Nice weather is upon us, at least in most of the country, and it’s time for hunters and target shooters to get back to school for safety and accuracy. The best accuracy training remains dry-fire. Dry-fire is actually better than live-fire because live-fire is not as easy to read. What I mean is the instant the hammer drops during dry-fire, the shooter will know exactly where the round would have struck the target. Live-fire requires greater alertness to see the sights prior to the hammer actually striking because recoil will move the firearm to some small degree. Dry-fire remains the purest, most accurate measure of marksmanship. Faults are more easily spotted. Of course, live-fire is used for training, too. Reading targets, and reading the sights at the instant the round is discharged, and immediately after discharge, is not as accurate a measure as proper dry-fire. Dry-fire is explained in The Perfect Pistol Shot and you’ll find it previously addressed in this blog.

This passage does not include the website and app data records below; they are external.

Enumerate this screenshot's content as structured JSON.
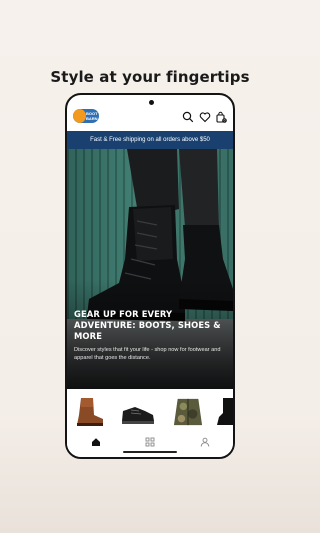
{
  "headline": "Style at your fingertips",
  "app": {
    "logo_text": "BOOT BARN",
    "cart_count": "0",
    "icons": [
      "search-icon",
      "heart-icon",
      "cart-icon"
    ]
  },
  "banner": {
    "text": "Fast & Free shipping on all orders above $50"
  },
  "hero": {
    "title": "GEAR UP FOR EVERY ADVENTURE: BOOTS, SHOES & MORE",
    "subtitle": "Discover styles that fit your life - shop now for footwear and apparel that goes the distance."
  },
  "products": [
    "brown-western-boot",
    "black-sneaker",
    "camo-jacket",
    "black-boot"
  ],
  "nav": {
    "items": [
      "home-icon",
      "grid-icon",
      "user-icon"
    ],
    "active": "home-icon"
  },
  "colors": {
    "banner": "#19406f",
    "accent": "#f29a1f",
    "brand": "#2f6fb3"
  }
}
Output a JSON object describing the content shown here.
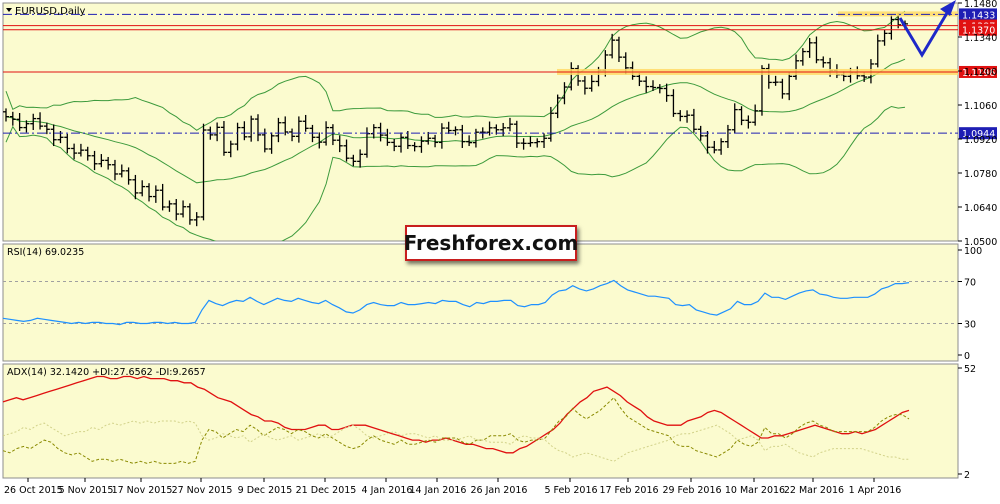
{
  "colors": {
    "background": "#fbfbcf",
    "frame": "#8c8c8c",
    "bars": "#000000",
    "bollinger": "#3c9a3c",
    "level_line": "#e11111",
    "level_band": "#ffd966",
    "dash_line": "#1e1eb4",
    "rsi_line": "#1e90ff",
    "adx_line": "#e01010",
    "plus_di": "#8a8a00",
    "minus_di": "#d2d28a",
    "forecast": "#1e28c8",
    "red_tag": "#e11111",
    "blue_tag": "#1e1eb4"
  },
  "chart_data": [
    {
      "type": "ohlc",
      "title": "EURUSD,Daily",
      "ylim": [
        1.05,
        1.148
      ],
      "y_ticks": [
        "1.1480",
        "1.1340",
        "1.1200",
        "1.1060",
        "1.0920",
        "1.0780",
        "1.0640",
        "1.0500"
      ],
      "y_tick_values": [
        1.148,
        1.134,
        1.12,
        1.106,
        1.092,
        1.078,
        1.064,
        1.05
      ],
      "x_ticks": [
        "26 Oct 2015",
        "5 Nov 2015",
        "17 Nov 2015",
        "27 Nov 2015",
        "9 Dec 2015",
        "21 Dec 2015",
        "4 Jan 2016",
        "14 Jan 2016",
        "26 Jan 2016",
        "5 Feb 2016",
        "17 Feb 2016",
        "29 Feb 2016",
        "10 Mar 2016",
        "22 Mar 2016",
        "1 Apr 2016"
      ],
      "close": [
        1.1012,
        1.1001,
        1.0967,
        1.0983,
        1.1004,
        1.0973,
        1.096,
        1.0917,
        1.0927,
        1.0881,
        1.0862,
        1.0874,
        1.0851,
        1.0818,
        1.0832,
        1.0814,
        1.0776,
        1.0789,
        1.0752,
        1.0698,
        1.0724,
        1.0683,
        1.0709,
        1.064,
        1.0653,
        1.0611,
        1.0641,
        1.0587,
        1.0599,
        1.0957,
        1.0937,
        1.0968,
        1.0865,
        1.0899,
        1.0967,
        1.0929,
        1.1002,
        1.0937,
        1.0879,
        1.0933,
        1.0987,
        1.0949,
        1.0931,
        1.0993,
        1.0964,
        1.0927,
        1.0907,
        1.0967,
        1.0915,
        1.0892,
        1.0841,
        1.0828,
        1.0857,
        1.0942,
        1.0967,
        1.0936,
        1.0906,
        1.089,
        1.0927,
        1.0893,
        1.0889,
        1.0911,
        1.0923,
        1.0906,
        1.0965,
        1.0955,
        1.0958,
        1.0909,
        1.0905,
        1.0948,
        1.0948,
        1.0966,
        1.0958,
        1.0966,
        1.0981,
        1.0903,
        1.0902,
        1.0905,
        1.0909,
        1.0923,
        1.1026,
        1.1089,
        1.1134,
        1.121,
        1.1159,
        1.1129,
        1.1157,
        1.1203,
        1.1266,
        1.1327,
        1.1257,
        1.1213,
        1.1178,
        1.1158,
        1.1136,
        1.1132,
        1.1128,
        1.1099,
        1.1025,
        1.1013,
        1.1018,
        1.096,
        1.0933,
        1.0886,
        1.0875,
        1.0909,
        1.0958,
        1.1041,
        1.0997,
        1.0989,
        1.1036,
        1.121,
        1.1153,
        1.1154,
        1.1106,
        1.1178,
        1.1242,
        1.128,
        1.1316,
        1.1246,
        1.1234,
        1.1202,
        1.1185,
        1.1178,
        1.1193,
        1.118,
        1.1175,
        1.1229,
        1.1324,
        1.1355,
        1.1412,
        1.139,
        1.1394
      ],
      "levels": [
        {
          "label": "1.1433",
          "value": 1.1433,
          "style": "dash-dot",
          "tag": "blue"
        },
        {
          "label": "1.1387",
          "value": 1.1387,
          "style": "solid",
          "tag": "red"
        },
        {
          "label": "1.1370",
          "value": 1.137,
          "style": "solid",
          "tag": "red"
        },
        {
          "label": "1.1196",
          "value": 1.1196,
          "style": "solid",
          "tag": "red"
        },
        {
          "label": "1.0944",
          "value": 1.0944,
          "style": "dash-dot",
          "tag": "blue"
        }
      ]
    },
    {
      "type": "line",
      "title": "RSI(14) 69.0235",
      "ylim": [
        0,
        100
      ],
      "y_ticks": [
        "100",
        "70",
        "30",
        "0"
      ],
      "y_tick_values": [
        100,
        70,
        30,
        0
      ],
      "reference_lines": [
        70,
        30
      ],
      "values": [
        35,
        34,
        33,
        32,
        33,
        35,
        34,
        33,
        32,
        31,
        30,
        31,
        30,
        31,
        31,
        30,
        30,
        29,
        31,
        31,
        30,
        30,
        31,
        31,
        30,
        31,
        30,
        30,
        31,
        43,
        52,
        49,
        47,
        50,
        52,
        51,
        55,
        51,
        48,
        51,
        54,
        52,
        51,
        54,
        52,
        50,
        49,
        52,
        48,
        45,
        41,
        40,
        43,
        48,
        50,
        48,
        47,
        47,
        50,
        48,
        48,
        49,
        50,
        49,
        52,
        51,
        51,
        48,
        46,
        50,
        49,
        51,
        51,
        52,
        52,
        47,
        46,
        48,
        48,
        50,
        57,
        61,
        62,
        66,
        63,
        61,
        63,
        66,
        68,
        71,
        66,
        62,
        60,
        58,
        56,
        56,
        55,
        54,
        48,
        47,
        48,
        43,
        41,
        39,
        38,
        41,
        44,
        51,
        48,
        48,
        51,
        59,
        55,
        55,
        53,
        56,
        59,
        61,
        62,
        58,
        57,
        55,
        54,
        54,
        55,
        55,
        55,
        58,
        63,
        65,
        68,
        68,
        69
      ]
    },
    {
      "type": "line",
      "title": "ADX(14) 32.1420 +DI:27.6562 -DI:9.2657",
      "ylim": [
        2,
        52
      ],
      "y_ticks": [
        "52",
        "2"
      ],
      "y_tick_values": [
        52,
        2
      ],
      "series": [
        {
          "name": "ADX(14)",
          "values": [
            36,
            37,
            38,
            37,
            38,
            39,
            40,
            41,
            42,
            43,
            44,
            45,
            46,
            47,
            48,
            48,
            47,
            47,
            48,
            48,
            47,
            48,
            47,
            47,
            47,
            46,
            46,
            45,
            45,
            43,
            42,
            40,
            38,
            37,
            36,
            34,
            32,
            30,
            29,
            27,
            27,
            26,
            24,
            23,
            23,
            23,
            24,
            25,
            25,
            23,
            23,
            24,
            25,
            25,
            25,
            24,
            23,
            22,
            21,
            20,
            19,
            18,
            18,
            17,
            18,
            18,
            19,
            18,
            17,
            16,
            16,
            15,
            14,
            14,
            13,
            12,
            12,
            14,
            15,
            17,
            19,
            21,
            23,
            26,
            30,
            33,
            36,
            38,
            41,
            42,
            43,
            41,
            39,
            36,
            34,
            32,
            29,
            27,
            26,
            25,
            25,
            25,
            27,
            28,
            29,
            31,
            32,
            31,
            29,
            27,
            25,
            23,
            21,
            19,
            19,
            20,
            20,
            21,
            22,
            23,
            24,
            25,
            24,
            23,
            22,
            21,
            21,
            22,
            21,
            22,
            23,
            25,
            27,
            29,
            31,
            32
          ]
        },
        {
          "name": "+DI",
          "values": [
            13,
            12,
            14,
            15,
            14,
            16,
            18,
            17,
            14,
            12,
            11,
            12,
            10,
            8,
            9,
            9,
            8,
            9,
            8,
            7,
            8,
            7,
            8,
            7,
            7,
            7,
            8,
            7,
            8,
            18,
            23,
            22,
            19,
            21,
            23,
            22,
            25,
            23,
            20,
            22,
            24,
            23,
            21,
            23,
            22,
            20,
            19,
            21,
            19,
            17,
            15,
            14,
            15,
            18,
            20,
            18,
            17,
            16,
            18,
            16,
            16,
            17,
            18,
            17,
            19,
            19,
            19,
            17,
            16,
            18,
            18,
            20,
            20,
            20,
            21,
            18,
            17,
            18,
            18,
            19,
            23,
            27,
            29,
            33,
            30,
            28,
            30,
            32,
            35,
            38,
            33,
            29,
            27,
            25,
            23,
            22,
            21,
            20,
            16,
            15,
            15,
            13,
            12,
            11,
            10,
            12,
            14,
            18,
            16,
            15,
            17,
            24,
            21,
            21,
            19,
            21,
            24,
            26,
            27,
            25,
            24,
            22,
            22,
            22,
            22,
            22,
            22,
            24,
            27,
            29,
            30,
            30,
            28
          ]
        },
        {
          "name": "-DI",
          "values": [
            20,
            21,
            22,
            24,
            23,
            25,
            26,
            24,
            22,
            20,
            21,
            22,
            22,
            24,
            23,
            25,
            26,
            25,
            26,
            27,
            26,
            27,
            26,
            27,
            27,
            27,
            26,
            27,
            26,
            20,
            18,
            19,
            21,
            20,
            19,
            20,
            17,
            19,
            21,
            19,
            18,
            19,
            20,
            18,
            19,
            20,
            21,
            19,
            20,
            22,
            24,
            25,
            23,
            20,
            19,
            20,
            21,
            22,
            20,
            21,
            21,
            20,
            19,
            20,
            18,
            18,
            18,
            19,
            20,
            18,
            18,
            17,
            17,
            17,
            16,
            19,
            20,
            19,
            19,
            18,
            15,
            13,
            12,
            10,
            11,
            12,
            11,
            10,
            9,
            8,
            10,
            12,
            13,
            14,
            15,
            16,
            17,
            18,
            20,
            21,
            21,
            22,
            23,
            24,
            25,
            23,
            21,
            18,
            19,
            20,
            18,
            13,
            15,
            15,
            16,
            14,
            12,
            11,
            10,
            12,
            13,
            14,
            14,
            14,
            14,
            14,
            13,
            12,
            11,
            10,
            10,
            9,
            9
          ]
        }
      ]
    }
  ],
  "watermark": "Freshforex.com"
}
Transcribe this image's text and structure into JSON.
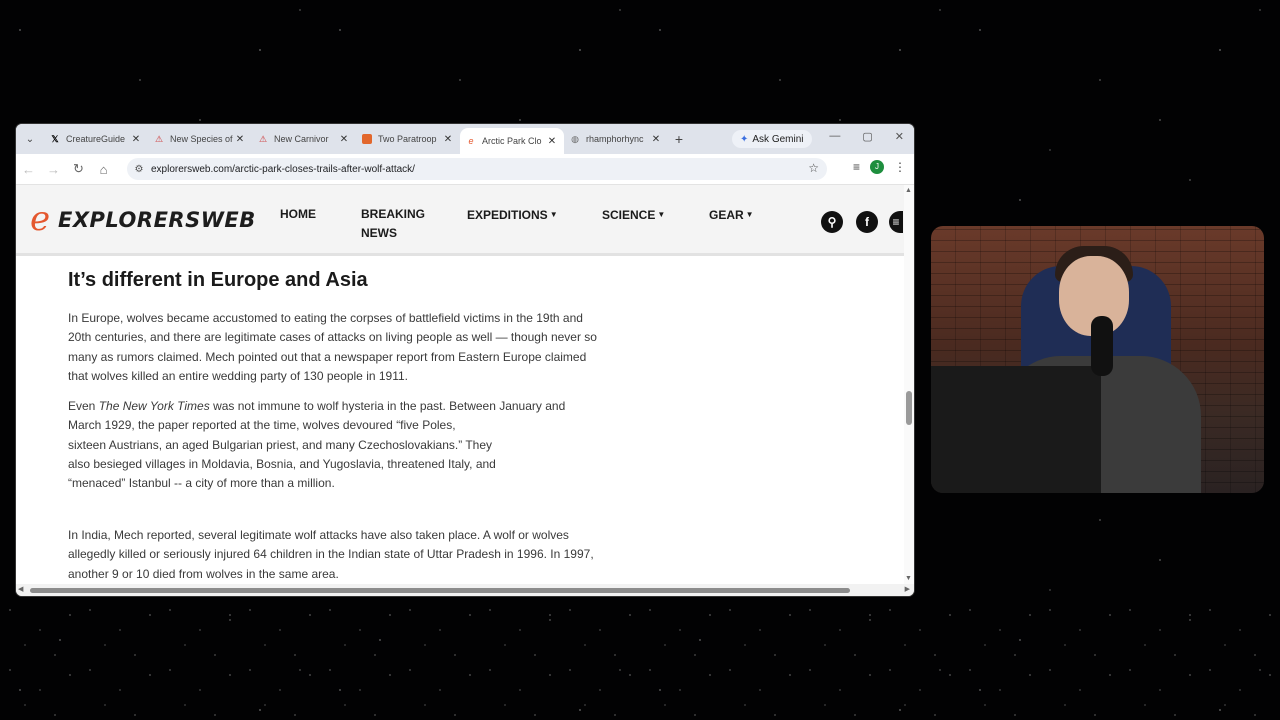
{
  "browser": {
    "tabs": [
      {
        "title": "CreatureGuide",
        "icon": "x-logo-icon",
        "active": false
      },
      {
        "title": "New Species of",
        "icon": "news-favicon-icon",
        "active": false
      },
      {
        "title": "New Carnivor",
        "icon": "news-favicon-icon",
        "active": false
      },
      {
        "title": "Two Paratroop",
        "icon": "news-favicon-icon",
        "active": false
      },
      {
        "title": "Arctic Park Clo",
        "icon": "explorersweb-favicon-icon",
        "active": true
      },
      {
        "title": "rhamphorhync",
        "icon": "globe-icon",
        "active": false
      }
    ],
    "gemini_label": "Ask Gemini",
    "url": "explorersweb.com/arctic-park-closes-trails-after-wolf-attack/",
    "profile_initial": "J"
  },
  "site": {
    "logo_text": "EXPLORERSWEB",
    "nav": {
      "home": "HOME",
      "breaking_1": "BREAKING",
      "breaking_2": "NEWS",
      "expeditions": "EXPEDITIONS",
      "science": "SCIENCE",
      "gear": "GEAR"
    }
  },
  "article": {
    "heading": "It’s different in Europe and Asia",
    "p1_lines": [
      "In Europe, wolves became accustomed to eating the corpses of battlefield victims in the 19th and",
      "20th centuries, and there are legitimate cases of attacks on living people as well — though never so",
      "many as rumors claimed. Mech pointed out that a newspaper report from Eastern Europe claimed",
      "that wolves killed an entire wedding party of 130 people in 1911."
    ],
    "p2_even": "Even ",
    "p2_nyt": "The New York Times",
    "p2_rest": " was not immune to wolf hysteria in the past. Between January and",
    "p2_lines": [
      "March 1929, the paper reported at the time, wolves devoured “five Poles,",
      "sixteen Austrians, an aged Bulgarian priest, and many Czechoslovakians.” They",
      "also besieged villages in Moldavia, Bosnia, and Yugoslavia, threatened Italy, and",
      "“menaced” Istanbul -- a city of more than a million."
    ],
    "p3_lines": [
      "In India, Mech reported, several legitimate wolf attacks have also taken place. A wolf or wolves",
      "allegedly killed or seriously injured 64 children in the Indian state of Uttar Pradesh in 1996. In 1997,",
      "another 9 or 10 died from wolves in the same area."
    ]
  },
  "colors": {
    "brand_orange": "#e4572e",
    "tabbar_bg": "#dfe3eb"
  }
}
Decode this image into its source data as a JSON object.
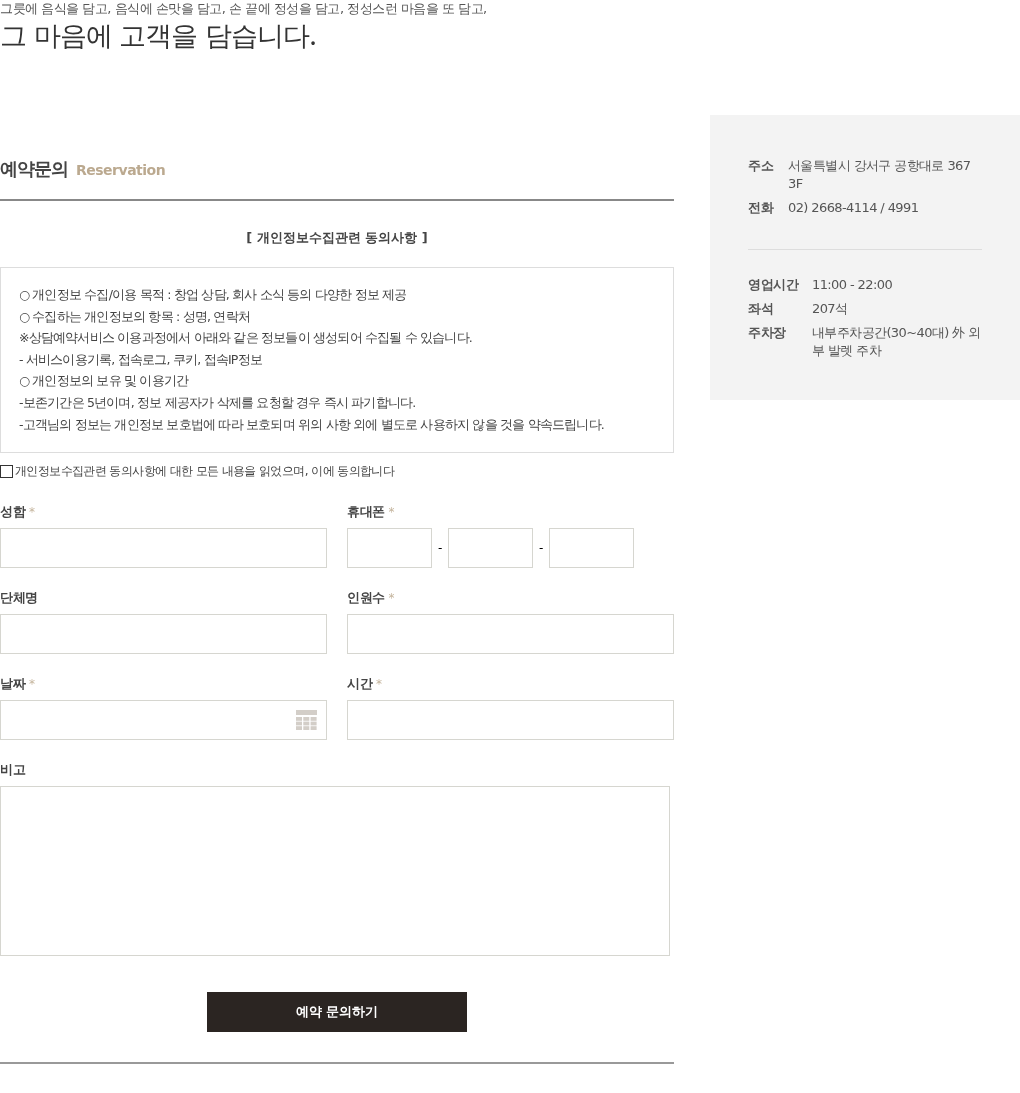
{
  "intro": {
    "line": "그릇에 음식을 담고, 음식에 손맛을 담고, 손 끝에 정성을 담고, 정성스런 마음을 또 담고,",
    "headline": "그 마음에 고객을 담습니다."
  },
  "section": {
    "title": "예약문의",
    "subtitle": "Reservation"
  },
  "terms": {
    "title": "[ 개인정보수집관련 동의사항 ]",
    "lines": [
      "○ 개인정보 수집/이용 목적 : 창업 상담, 회사 소식 등의 다양한 정보 제공",
      "○ 수집하는 개인정보의 항목 : 성명, 연락처",
      "※상담예약서비스 이용과정에서 아래와 같은 정보들이 생성되어 수집될 수 있습니다.",
      "- 서비스이용기록, 접속로그, 쿠키, 접속IP정보",
      "○ 개인정보의 보유 및 이용기간",
      "-보존기간은 5년이며, 정보 제공자가 삭제를 요청할 경우 즉시 파기합니다.",
      "-고객님의 정보는 개인정보 보호법에 따라 보호되며 위의 사항 외에 별도로 사용하지 않을 것을 약속드립니다."
    ]
  },
  "agree": {
    "label": "개인정보수집관련 동의사항에 대한 모든 내용을 읽었으며, 이에 동의합니다",
    "checked": false
  },
  "fields": [
    {
      "label": "성함",
      "required": true,
      "kind": "text"
    },
    {
      "label": "휴대폰",
      "required": true,
      "kind": "phone",
      "separators": [
        "-",
        "-"
      ]
    },
    {
      "label": "단체명",
      "required": false,
      "kind": "text"
    },
    {
      "label": "인원수",
      "required": true,
      "kind": "text"
    },
    {
      "label": "날짜",
      "required": true,
      "kind": "date"
    },
    {
      "label": "시간",
      "required": true,
      "kind": "text"
    },
    {
      "label": "비고",
      "required": false,
      "kind": "textarea"
    }
  ],
  "required_mark": "*",
  "submit": "예약 문의하기",
  "info": {
    "groups": [
      [
        {
          "label": "주소",
          "value": "서울특별시 강서구 공항대로 367 3F"
        },
        {
          "label": "전화",
          "value": "02) 2668-4114 / 4991"
        }
      ],
      [
        {
          "label": "영업시간",
          "value": "11:00 - 22:00"
        },
        {
          "label": "좌석",
          "value": "207석"
        },
        {
          "label": "주차장",
          "value": "내부주차공간(30~40대) 外 외부 발렛 주차"
        }
      ]
    ]
  }
}
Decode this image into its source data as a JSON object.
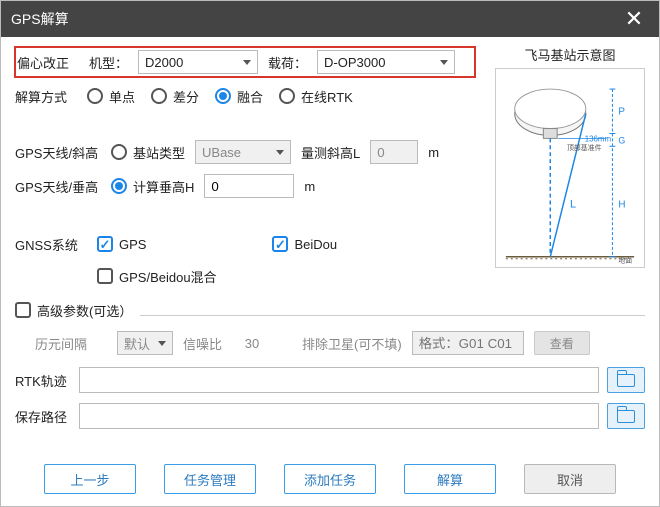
{
  "title": "GPS解算",
  "highlight": {
    "offset_label": "偏心改正",
    "model_label": "机型：",
    "model_value": "D2000",
    "payload_label": "载荷：",
    "payload_value": "D-OP3000"
  },
  "solve_mode": {
    "label": "解算方式",
    "single": "单点",
    "diff": "差分",
    "fusion": "融合",
    "rtk": "在线RTK"
  },
  "antenna_slant": {
    "label": "GPS天线/斜高",
    "base_type": "基站类型",
    "base_value": "UBase",
    "meas_label": "量测斜高L",
    "meas_value": "0",
    "unit": "m"
  },
  "antenna_vert": {
    "label": "GPS天线/垂高",
    "calc_label": "计算垂高H",
    "value": "0",
    "unit": "m"
  },
  "gnss": {
    "label": "GNSS系统",
    "gps": "GPS",
    "beidou": "BeiDou",
    "mix": "GPS/Beidou混合"
  },
  "adv_toggle": "高级参数(可选）",
  "adv": {
    "epoch_label": "历元间隔",
    "epoch_value": "默认",
    "snr_label": "信噪比",
    "snr_value": "30",
    "exclude_label": "排除卫星(可不填)",
    "exclude_placeholder": "格式：G01 C01 ...",
    "view": "查看"
  },
  "rtk_label": "RTK轨迹",
  "save_label": "保存路径",
  "buttons": {
    "prev": "上一步",
    "task_mgr": "任务管理",
    "add_task": "添加任务",
    "solve": "解算",
    "cancel": "取消"
  },
  "diagram_title": "飞马基站示意图"
}
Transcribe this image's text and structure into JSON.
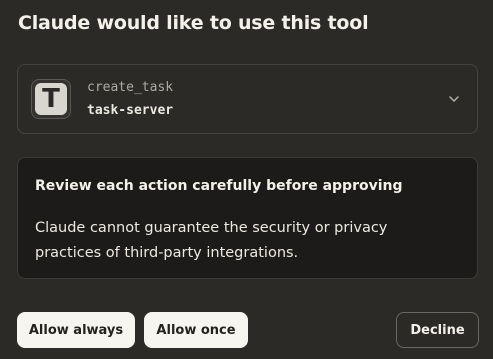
{
  "dialog": {
    "title": "Claude would like to use this tool"
  },
  "tool": {
    "avatar_letter": "T",
    "name": "create_task",
    "server": "task-server",
    "expand_icon": "chevron-down-icon"
  },
  "warning": {
    "title": "Review each action carefully before approving",
    "body": "Claude cannot guarantee the security or privacy practices of third-party integrations."
  },
  "actions": {
    "allow_always": "Allow always",
    "allow_once": "Allow once",
    "decline": "Decline"
  },
  "colors": {
    "background": "#2b2a27",
    "warning_background": "#1c1b19",
    "light_button": "#f7f5f0",
    "text": "#f4f1ea"
  }
}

We still get assaulted over the principle of using a light grip but most often, apparently, by those who have never applied the principle but are certain it would not work if tried. Again, this is in the book and throughout this blog. I’m trying not to abuse reader patience by continually repeating myself but marksmanship is simple in scope, just exacting in execution. Meaning, there’s only so much to talk about because these simple precepts are mastered through understanding and application, not continual revision.
The term “gun nut” appears in my writing from time to time and is not meant to disparage those that like guns. Rather it is meant to label those who chase after products at the expense of foundational skills. Marksmanship requires work; there’s no shortcut but the diligent student can grasp the principles in one session. Consistency, skill, and knowledge will take awhile but the average shooter can double proficiency without much effort within a couple of hours. Its not about guns. A marksman with a bad gun beats a poor shot with a good gun. Treat marksmanship as a learnable skill and ignore talk of “born-marksmen”, and “best guns.”
The new book Practics: Handgun Defense System is on sale at the big on-line retailers now. It is not a marksmanship book. It is a defensive skills book for advanced shooters. I mention this because the first book called The Perfect Pistol Shot was occasionally berated for having little defense application. Please read the blurbs and reviews before purchasing any of my books, I do try to be as clear as possible about the limits of my knowledge, writing, and offered materials.